* _ABOUT THIS EXERCISE_
Copy, from the data below, every line that has "Python" in it.

* _GIVEN ENTRIES_
BEGIN
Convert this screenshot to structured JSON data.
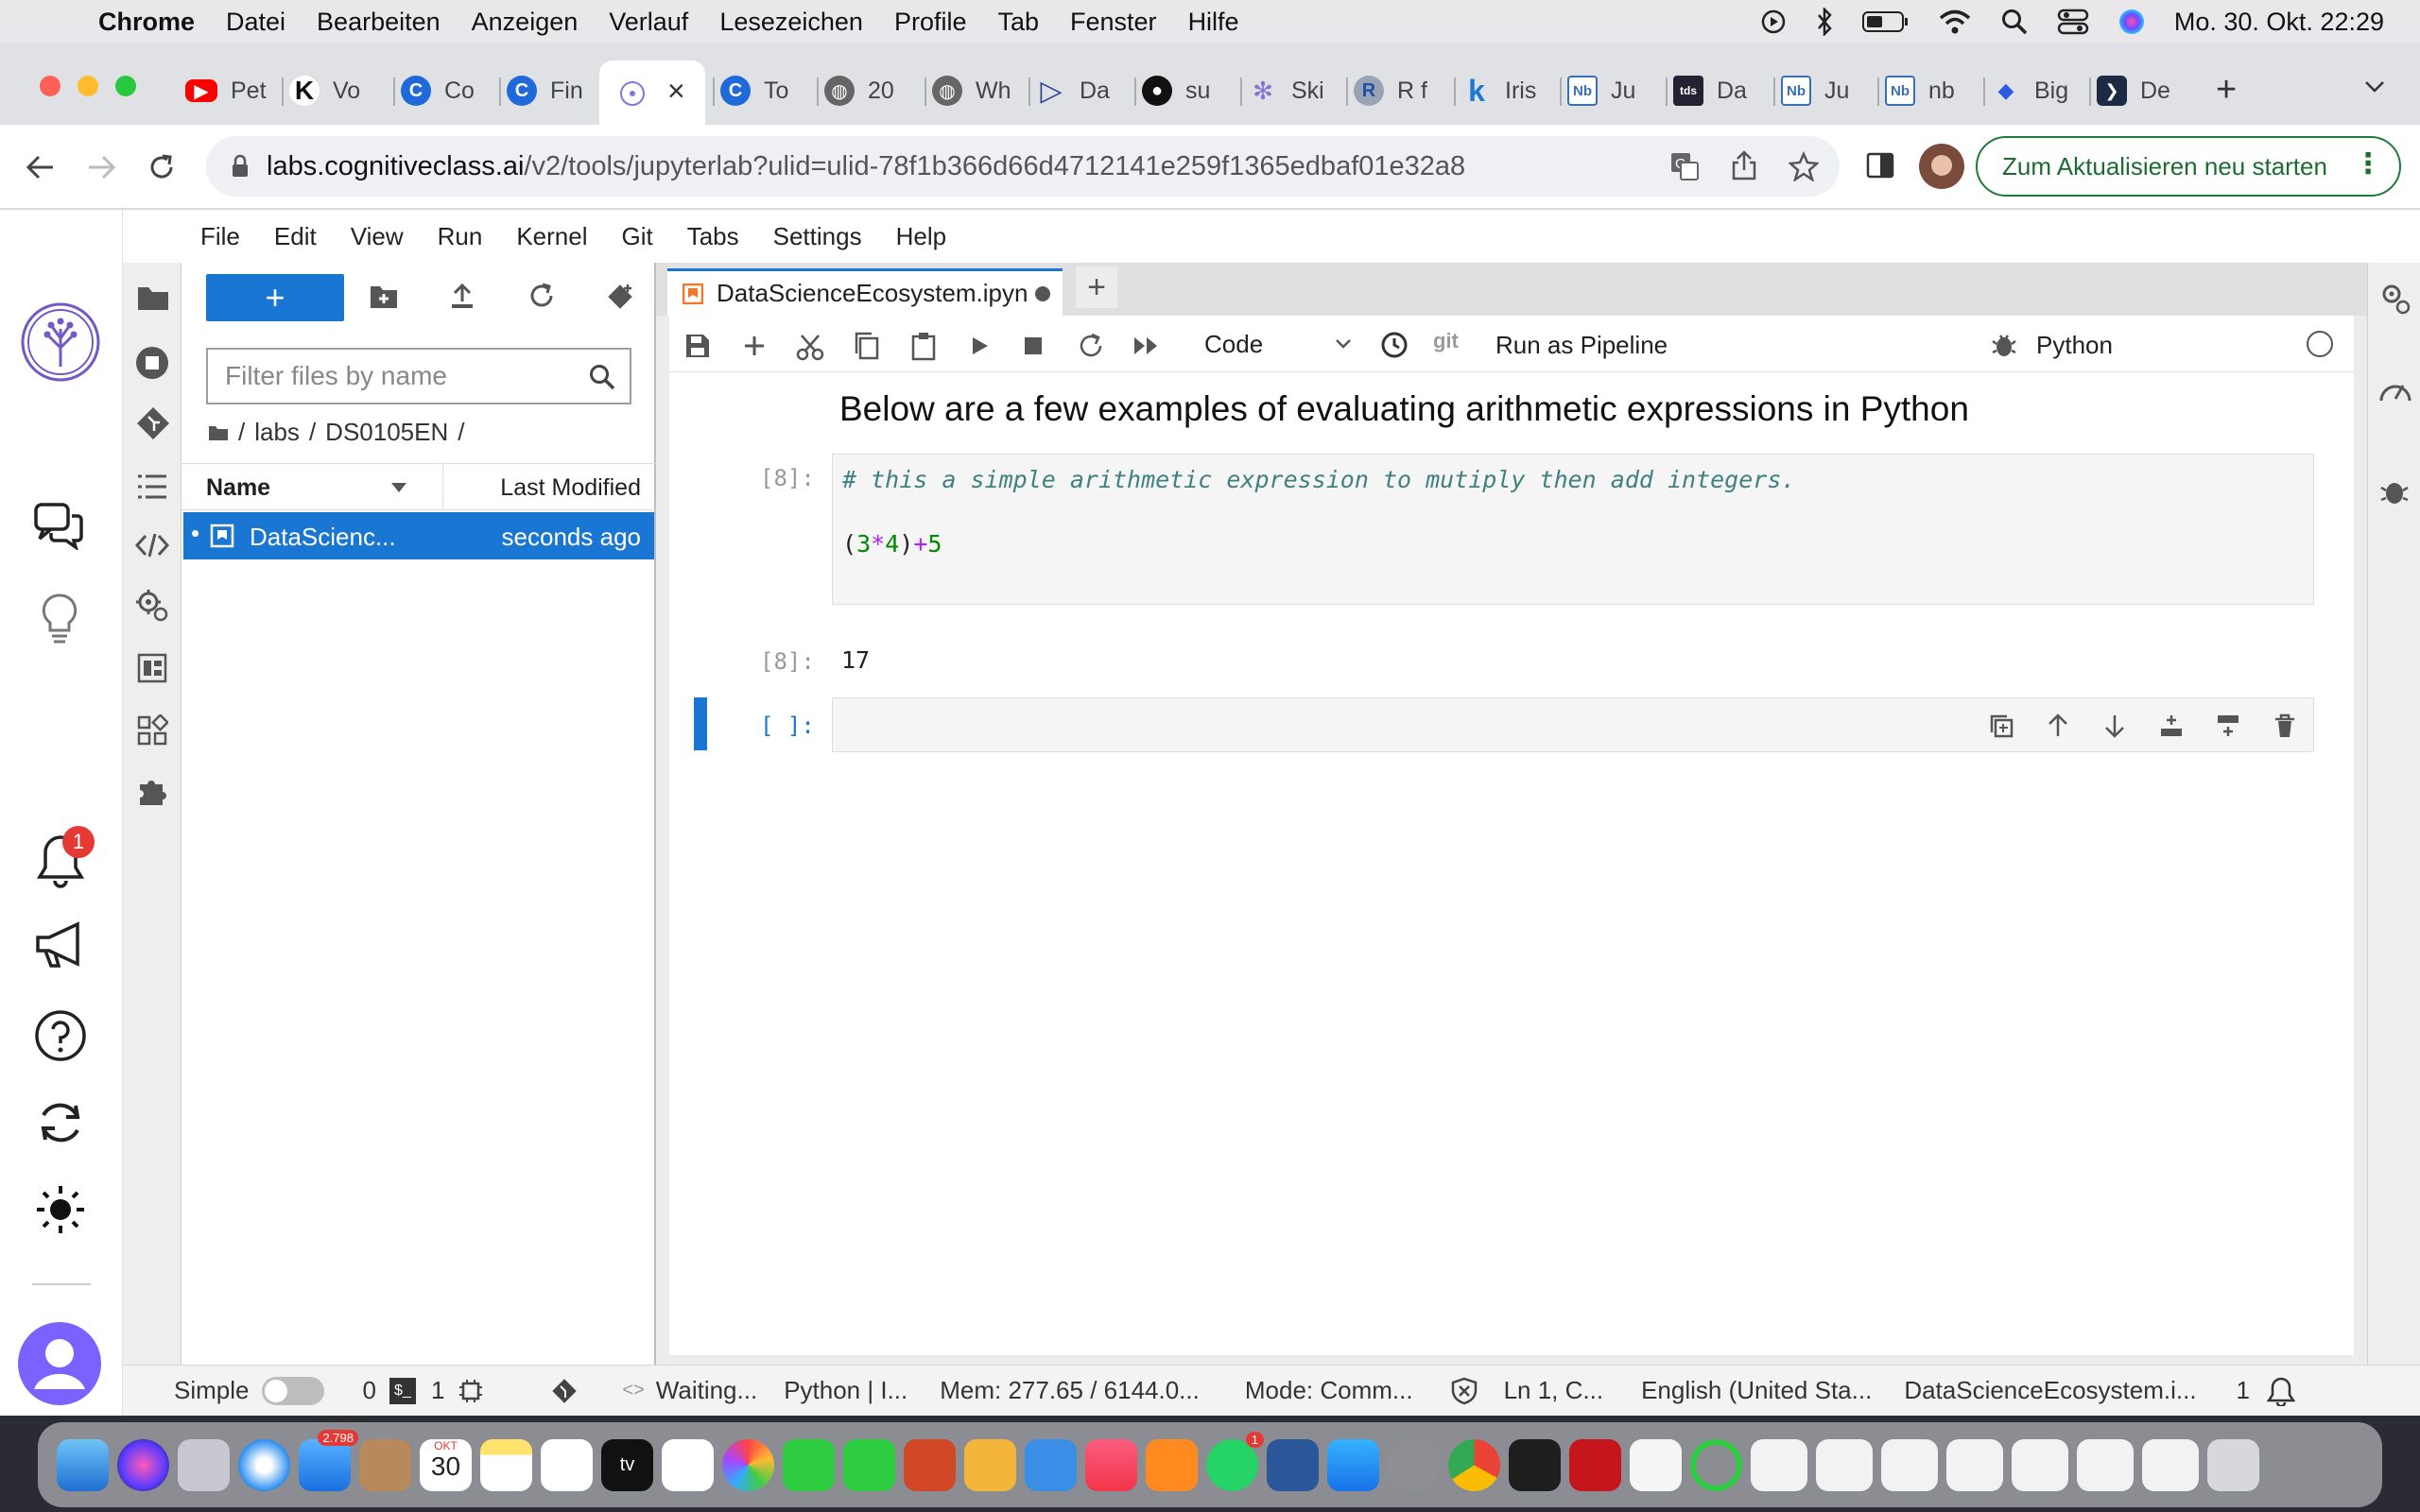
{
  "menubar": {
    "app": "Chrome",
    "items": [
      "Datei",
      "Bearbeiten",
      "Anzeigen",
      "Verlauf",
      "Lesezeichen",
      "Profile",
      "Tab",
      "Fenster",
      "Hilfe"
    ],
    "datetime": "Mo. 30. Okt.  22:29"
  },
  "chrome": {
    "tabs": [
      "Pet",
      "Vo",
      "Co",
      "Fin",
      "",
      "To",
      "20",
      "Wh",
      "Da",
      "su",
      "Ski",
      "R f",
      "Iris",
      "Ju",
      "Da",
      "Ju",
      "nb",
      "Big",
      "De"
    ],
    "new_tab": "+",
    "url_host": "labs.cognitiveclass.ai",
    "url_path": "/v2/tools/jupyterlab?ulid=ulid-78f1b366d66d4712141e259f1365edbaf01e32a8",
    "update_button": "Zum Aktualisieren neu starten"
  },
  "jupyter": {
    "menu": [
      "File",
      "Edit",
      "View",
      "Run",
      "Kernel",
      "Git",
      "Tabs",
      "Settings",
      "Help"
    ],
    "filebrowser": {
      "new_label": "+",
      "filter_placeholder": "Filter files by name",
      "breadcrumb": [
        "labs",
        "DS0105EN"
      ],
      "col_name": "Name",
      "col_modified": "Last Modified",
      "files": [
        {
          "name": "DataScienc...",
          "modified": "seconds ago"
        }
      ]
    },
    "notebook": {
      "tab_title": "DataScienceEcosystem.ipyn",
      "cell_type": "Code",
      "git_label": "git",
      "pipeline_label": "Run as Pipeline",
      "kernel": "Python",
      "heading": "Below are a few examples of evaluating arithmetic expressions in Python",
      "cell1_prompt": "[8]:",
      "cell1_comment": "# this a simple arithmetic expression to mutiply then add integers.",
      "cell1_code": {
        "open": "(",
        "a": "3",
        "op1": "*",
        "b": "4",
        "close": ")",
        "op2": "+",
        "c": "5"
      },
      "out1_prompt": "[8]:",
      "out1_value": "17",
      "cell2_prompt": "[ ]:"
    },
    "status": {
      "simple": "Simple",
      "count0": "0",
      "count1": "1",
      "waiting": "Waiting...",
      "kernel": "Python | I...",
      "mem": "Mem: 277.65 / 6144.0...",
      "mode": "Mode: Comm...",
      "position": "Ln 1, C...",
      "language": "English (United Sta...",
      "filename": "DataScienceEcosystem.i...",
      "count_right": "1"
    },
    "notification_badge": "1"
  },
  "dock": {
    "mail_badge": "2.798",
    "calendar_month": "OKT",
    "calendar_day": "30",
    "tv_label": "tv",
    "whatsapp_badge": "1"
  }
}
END
* _TASK RESPONSE_
      "kernel": "Python",
      "heading": "Below are a few examples of evaluating arithmetic expressions in Python",
      "kernel": "Python | I...",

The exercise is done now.